[TASK REQUIREMENTS]
Go through the listing below and state how many lines hold the word "that", giving only the number.

[LISTED ENTRIES]
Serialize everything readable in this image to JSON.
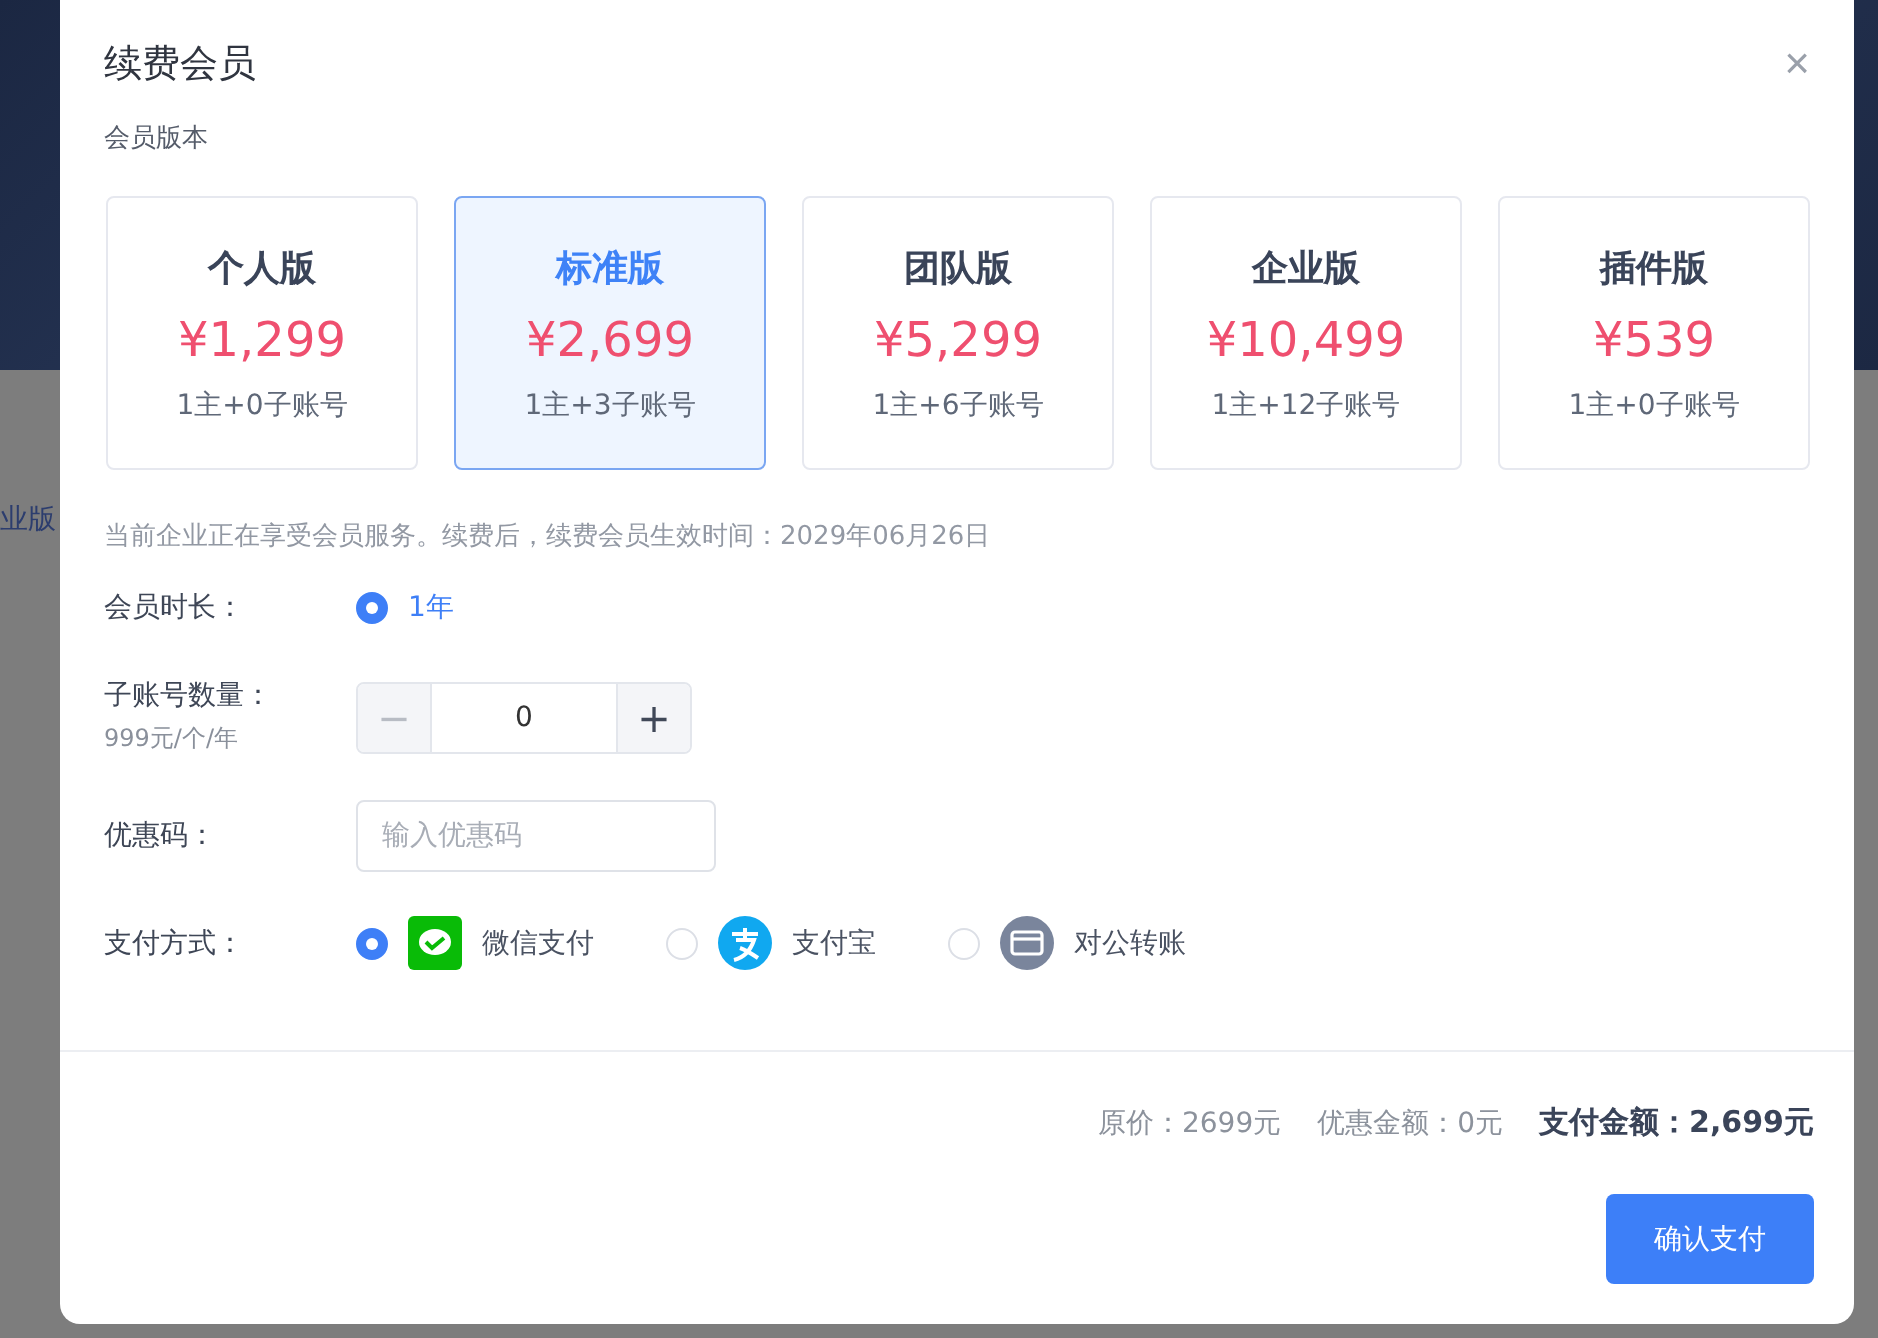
{
  "background": {
    "text": "业版"
  },
  "dialog": {
    "title": "续费会员",
    "close": "×"
  },
  "plans_label": "会员版本",
  "plans": [
    {
      "name": "个人版",
      "price": "¥1,299",
      "accounts": "1主+0子账号",
      "selected": false
    },
    {
      "name": "标准版",
      "price": "¥2,699",
      "accounts": "1主+3子账号",
      "selected": true
    },
    {
      "name": "团队版",
      "price": "¥5,299",
      "accounts": "1主+6子账号",
      "selected": false
    },
    {
      "name": "企业版",
      "price": "¥10,499",
      "accounts": "1主+12子账号",
      "selected": false
    },
    {
      "name": "插件版",
      "price": "¥539",
      "accounts": "1主+0子账号",
      "selected": false
    }
  ],
  "notice": "当前企业正在享受会员服务。续费后，续费会员生效时间：2029年06月26日",
  "duration": {
    "label": "会员时长：",
    "options": [
      {
        "label": "1年",
        "selected": true
      }
    ]
  },
  "sub_accounts": {
    "label": "子账号数量：",
    "hint": "999元/个/年",
    "minus": "−",
    "value": "0",
    "plus": "+"
  },
  "coupon": {
    "label": "优惠码：",
    "placeholder": "输入优惠码"
  },
  "payment": {
    "label": "支付方式：",
    "options": [
      {
        "kind": "wechat",
        "label": "微信支付",
        "selected": true
      },
      {
        "kind": "alipay",
        "label": "支付宝",
        "selected": false
      },
      {
        "kind": "transfer",
        "label": "对公转账",
        "selected": false
      }
    ]
  },
  "summary": {
    "original": "原价：2699元",
    "discount": "优惠金额：0元",
    "total": "支付金额：2,699元"
  },
  "confirm_button": "确认支付"
}
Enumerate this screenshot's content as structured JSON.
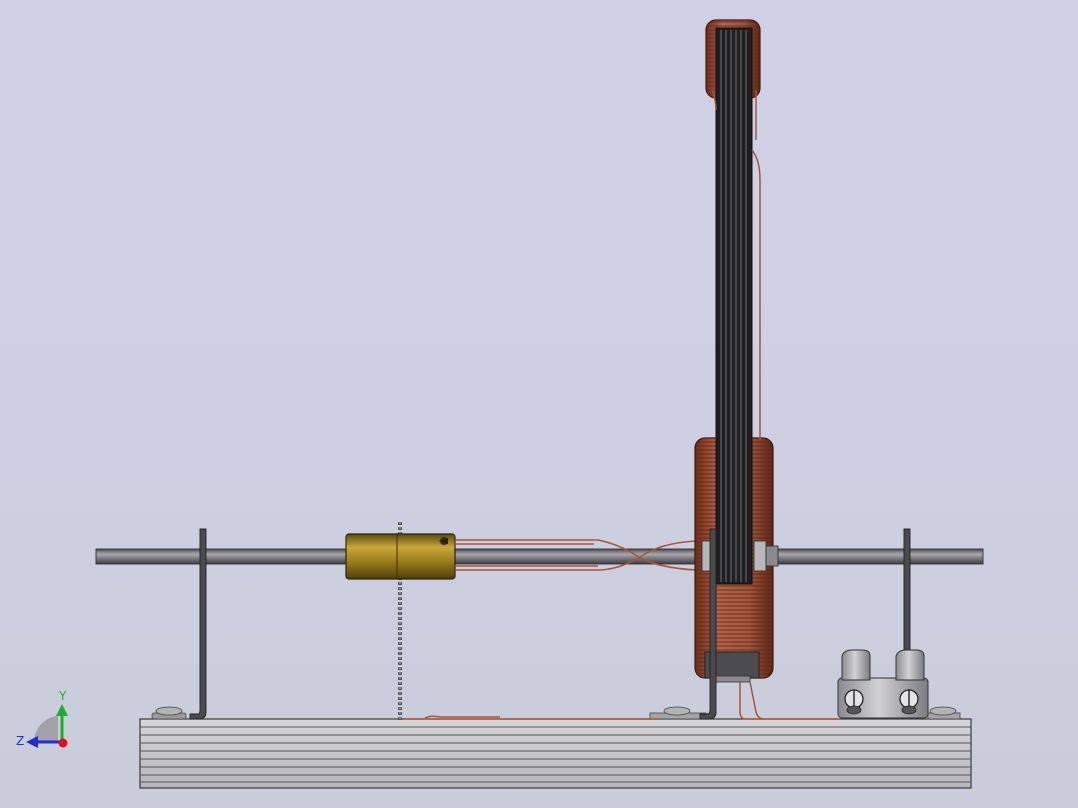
{
  "axes": {
    "y_label": "Y",
    "z_label": "Z",
    "colors": {
      "y": "#1fae2a",
      "z": "#1f2fd0",
      "x": "#e01020"
    }
  },
  "materials": {
    "steel": "#6e6e72",
    "brass": "#a88a1e",
    "copper": "#a8553a",
    "core": "#2c2c2c",
    "base": "#c9c9cc"
  }
}
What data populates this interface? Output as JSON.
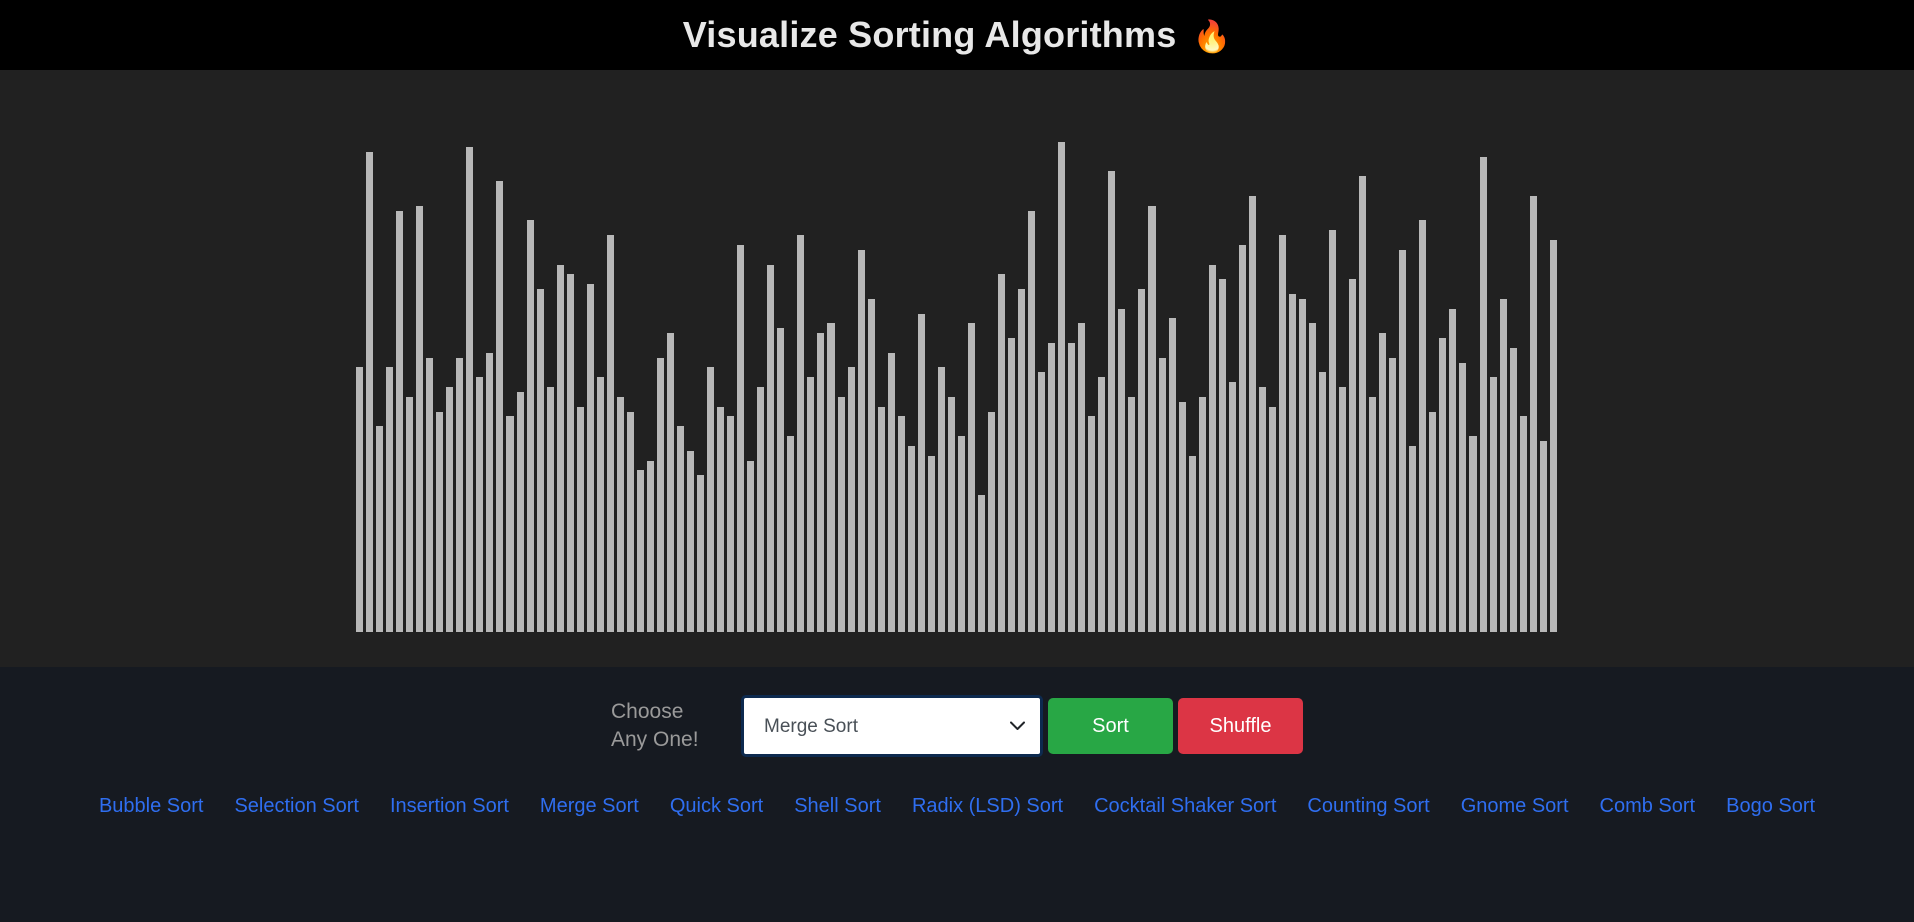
{
  "header": {
    "title": "Visualize Sorting Algorithms",
    "emoji": "🔥",
    "background_color": "#000000",
    "title_color": "#e8e8e8"
  },
  "visualizer": {
    "background_color": "#212121",
    "bar_color": "#b8b8b8",
    "bar_count": 120,
    "bar_values": [
      54,
      98,
      42,
      54,
      86,
      48,
      87,
      56,
      45,
      50,
      56,
      99,
      52,
      57,
      92,
      44,
      49,
      84,
      70,
      50,
      75,
      73,
      46,
      71,
      52,
      81,
      48,
      45,
      33,
      35,
      56,
      61,
      42,
      37,
      32,
      54,
      46,
      44,
      79,
      35,
      50,
      75,
      62,
      40,
      81,
      52,
      61,
      63,
      48,
      54,
      78,
      68,
      46,
      57,
      44,
      38,
      65,
      36,
      54,
      48,
      40,
      63,
      28,
      45,
      73,
      60,
      70,
      86,
      53,
      59,
      100,
      59,
      63,
      44,
      52,
      94,
      66,
      48,
      70,
      87,
      56,
      64,
      47,
      36,
      48,
      75,
      72,
      51,
      79,
      89,
      50,
      46,
      81,
      69,
      68,
      63,
      53,
      82,
      50,
      72,
      93,
      48,
      61,
      56,
      78,
      38,
      84,
      45,
      60,
      66,
      55,
      40,
      97,
      52,
      68,
      58,
      44,
      89,
      39,
      80
    ]
  },
  "controls": {
    "choose_label": "Choose\nAny One!",
    "choose_label_color": "#9a9a9a",
    "select": {
      "name": "algorithm-select",
      "selected": "Merge Sort",
      "chevron_icon": "chevron-down-icon",
      "border_color": "#0d2a4f",
      "options": [
        "Bubble Sort",
        "Selection Sort",
        "Insertion Sort",
        "Merge Sort",
        "Quick Sort",
        "Shell Sort",
        "Radix (LSD) Sort",
        "Cocktail Shaker Sort",
        "Counting Sort",
        "Gnome Sort",
        "Comb Sort",
        "Bogo Sort"
      ]
    },
    "sort_button": {
      "label": "Sort",
      "color": "#28a745"
    },
    "shuffle_button": {
      "label": "Shuffle",
      "color": "#dc3545"
    }
  },
  "algorithm_links": {
    "link_color": "#2f6ef0",
    "items": [
      {
        "label": "Bubble Sort"
      },
      {
        "label": "Selection Sort"
      },
      {
        "label": "Insertion Sort"
      },
      {
        "label": "Merge Sort"
      },
      {
        "label": "Quick Sort"
      },
      {
        "label": "Shell Sort"
      },
      {
        "label": "Radix (LSD) Sort"
      },
      {
        "label": "Cocktail Shaker Sort"
      },
      {
        "label": "Counting Sort"
      },
      {
        "label": "Gnome Sort"
      },
      {
        "label": "Comb Sort"
      },
      {
        "label": "Bogo Sort"
      }
    ]
  },
  "footer": {
    "background_color": "#161a21"
  }
}
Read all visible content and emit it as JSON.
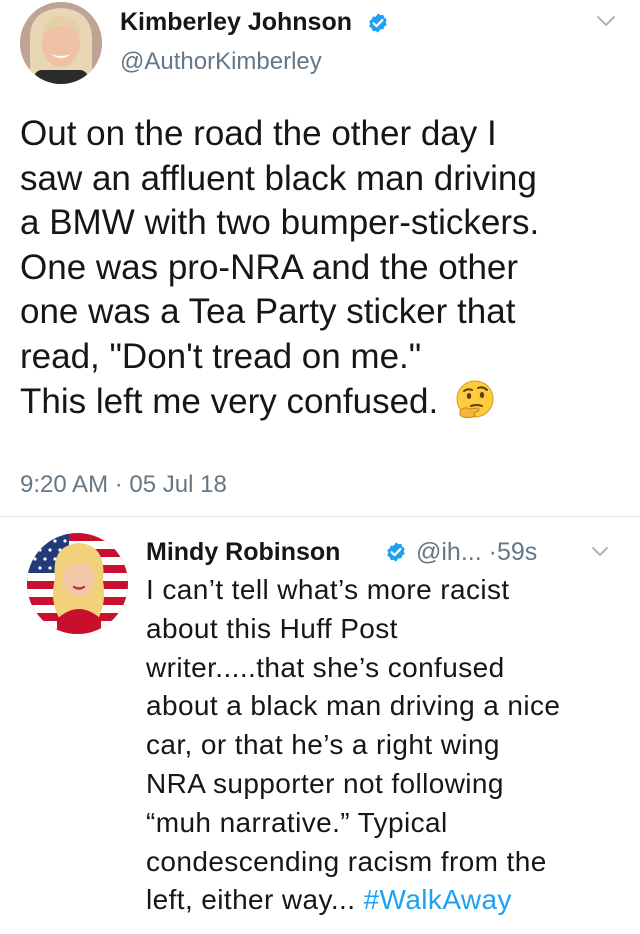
{
  "tweet": {
    "author_name": "Kimberley Johnson",
    "author_handle": "@AuthorKimberley",
    "text_lines": [
      "Out on the road the other day I",
      "saw an affluent black man driving",
      "a BMW with two bumper-stickers.",
      "One was pro-NRA and the other",
      "one was a Tea Party sticker that",
      "read, \"Don't tread on me.\"",
      "This left me very confused."
    ],
    "emoji": "thinking-face",
    "time": "9:20 AM",
    "separator": "·",
    "date": "05 Jul 18"
  },
  "reply": {
    "author_name": "Mindy Robinson",
    "author_handle": "@ih...",
    "separator": "·",
    "age": "59s",
    "text_lines": [
      "I can’t tell what’s more racist",
      "about this Huff Post",
      "writer.....that she’s confused",
      "about a black man driving a nice",
      "car, or that he’s a right wing",
      "NRA supporter not following",
      "“muh narrative.” Typical",
      "condescending racism from the",
      "left, either way... "
    ],
    "hashtag": "#WalkAway"
  },
  "colors": {
    "text": "#14171a",
    "secondary": "#657786",
    "link": "#1da1f2",
    "verified": "#1da1f2",
    "divider": "#e1e8ed"
  }
}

[RESULT FOR THIS TASK]
3